# WHAT NEEDS TO BE DONE
With pictures removed, the data below should be returned exactly.

Component data from apps and pages

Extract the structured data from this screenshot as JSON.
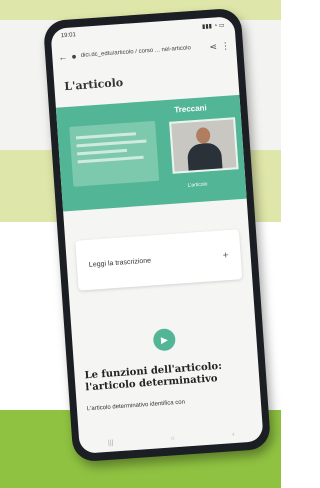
{
  "status_bar": {
    "time": "19:01",
    "indicators": "▮▮▮ ◔ ▭"
  },
  "browser": {
    "url": "dici.dc_edtu/articolo / corso ... nel-articolo",
    "share_icon": "share-icon",
    "menu_icon": "more-vert-icon"
  },
  "page": {
    "heading": "L'articolo",
    "banner": {
      "logo": "Treccani",
      "caption": "L'articolo"
    },
    "card_label": "Leggi la trascrizione",
    "card_plus": "+",
    "article_title": "Le funzioni dell'articolo: l'articolo determinativo",
    "article_subtitle": "L'articolo determinativo identifica con"
  }
}
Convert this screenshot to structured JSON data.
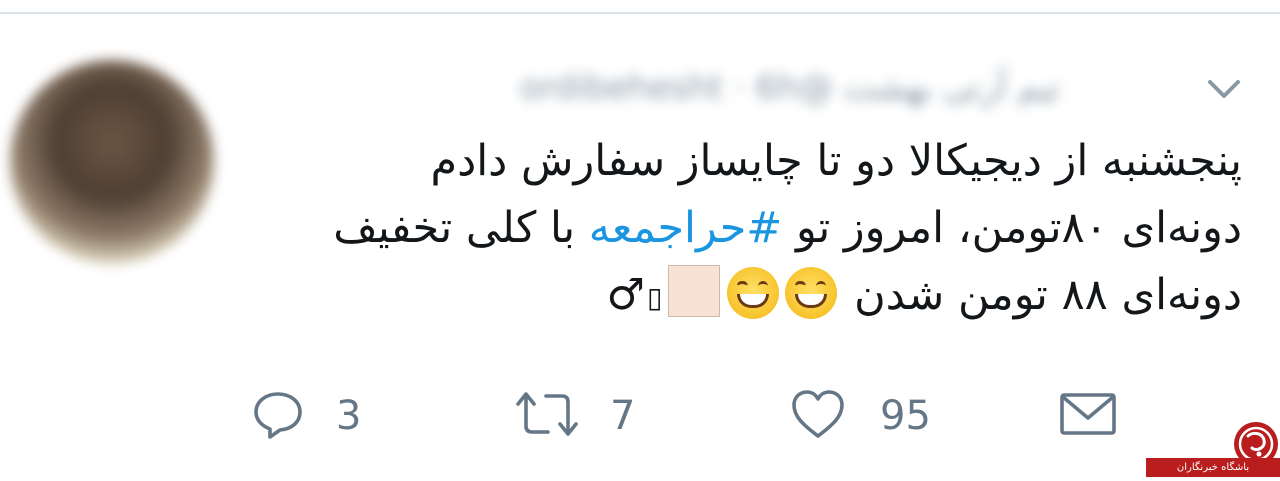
{
  "header": {
    "display_name": "تیم آرتی بهشت",
    "username": "@ordibehesht",
    "time": "6h"
  },
  "tweet": {
    "line1": "پنجشنبه از دیجیکالا دو تا چایساز سفارش دادم",
    "line2_a": "دونه‌ای ۸۰تومن، امروز تو ",
    "hashtag": "#حراجمعه",
    "line2_b": " با کلی تخفیف",
    "line3": "دونه‌ای ۸۸ تومن شدن ",
    "missing_glyph": "▯",
    "male_sign": "♂"
  },
  "actions": {
    "reply_count": "3",
    "retweet_count": "7",
    "like_count": "95"
  },
  "watermark": {
    "text": "باشگاه خبرنگاران"
  },
  "icons": {
    "chevron": "chevron-down-icon",
    "reply": "reply-icon",
    "retweet": "retweet-icon",
    "like": "heart-icon",
    "dm": "envelope-icon"
  },
  "colors": {
    "text": "#14171a",
    "hashtag": "#1b95e0",
    "icon": "#657786",
    "watermark": "#b91d1d"
  }
}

# FINISHED TASK
Extract the structured data from this screenshot as JSON.
{
  "status_bar": {
    "time": "19:01",
    "indicators": "▮▮▮ ◔ ▭"
  },
  "browser": {
    "url": "dici.dc_edtu/articolo / corso ... nel-articolo",
    "share_icon": "share-icon",
    "menu_icon": "more-vert-icon"
  },
  "page": {
    "heading": "L'articolo",
    "banner": {
      "logo": "Treccani",
      "caption": "L'articolo"
    },
    "card_label": "Leggi la trascrizione",
    "card_plus": "+",
    "article_title": "Le funzioni dell'articolo: l'articolo determinativo",
    "article_subtitle": "L'articolo determinativo identifica con"
  }
}
Convert this screenshot to structured JSON data.
{
  "header": {
    "display_name": "تیم آرتی بهشت",
    "username": "@ordibehesht",
    "time": "6h"
  },
  "tweet": {
    "line1": "پنجشنبه از دیجیکالا دو تا چایساز سفارش دادم",
    "line2_a": "دونه‌ای ۸۰تومن، امروز تو ",
    "hashtag": "#حراجمعه",
    "line2_b": " با کلی تخفیف",
    "line3": "دونه‌ای ۸۸ تومن شدن ",
    "missing_glyph": "▯",
    "male_sign": "♂"
  },
  "actions": {
    "reply_count": "3",
    "retweet_count": "7",
    "like_count": "95"
  },
  "watermark": {
    "text": "باشگاه خبرنگاران"
  },
  "icons": {
    "chevron": "chevron-down-icon",
    "reply": "reply-icon",
    "retweet": "retweet-icon",
    "like": "heart-icon",
    "dm": "envelope-icon"
  },
  "colors": {
    "text": "#14171a",
    "hashtag": "#1b95e0",
    "icon": "#657786",
    "watermark": "#b91d1d"
  }
}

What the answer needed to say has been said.